Gab was the youngest hunter in his village, and he joined their ranks a few months before its destruction. Nevertheless, Gab had already joined several hunts.
After a few observations, the group in front of them was a 15 man strong group of mutants. These creatures seemed to have lost the trail to the parasite queen while hunting for humans.
Alex gave a signal, and the arrows were shot. The mutants began to shriek, and Gab watched as four of his five-party members shot either with bows or crossbows.
'Charging at these creatures would be a stupid idea. Let's wait for them to run towards us.'His previous weapon, which could probably be used as a club, was by now cut into two pieces and attached to his legs.
Of the 15 monsters, only 5 of them reached the group. Immediately, Gab swung his ax at the neck of one mutant, but to his misfortune, it got stuck. Its blood splattered onto Gab's face. 'Shit,' Gab thought to himself, kicking the screeching monster in the stomach while holding the ax handle.
By now, the rest had switched from bows to swords and shields. 'Why the hell didn't I ask for a shield too?' Gab cursed in his head as he threw his ax at the monster. Even though the ax stuck to its chest, the creature didn't seem to halter and continued running while screeching loudly towards Gab.
"Why won't it die," Gab screamed back in desperation as he grabbed his bone club in panic. But before he could do anything, Alex cut off the mutant's head.
"Why the hell did you throw your fucking weapon at him, you goddamn idiot," Alex cursed at him before hitting Gab in the back of the head with the hilt of his sword.
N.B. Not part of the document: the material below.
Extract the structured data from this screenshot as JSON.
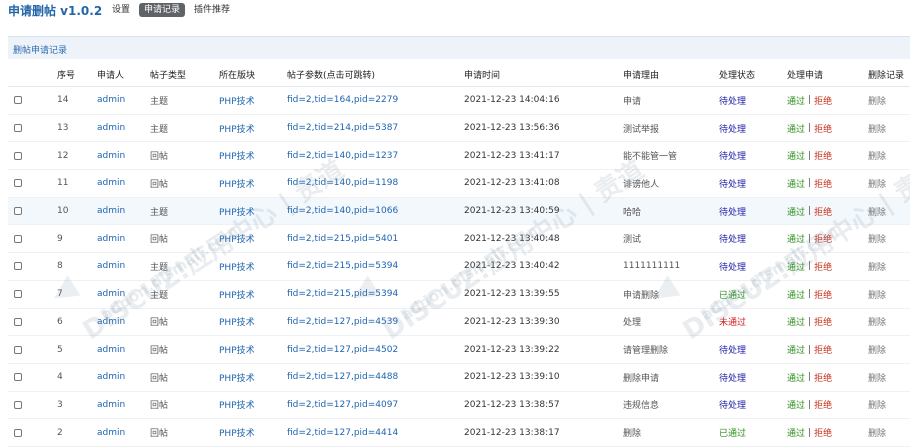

"You better get yourself under control. We're here to survive and not to babysit hormone-driven teenagers who want to practice their freestyle."
But before Alex could continue to lecture Gab, the echoes of screams in the tunnels grew louder, and the ground slowly began to shake.
"Shit. We have to go," Alex shouted, and the group started to run.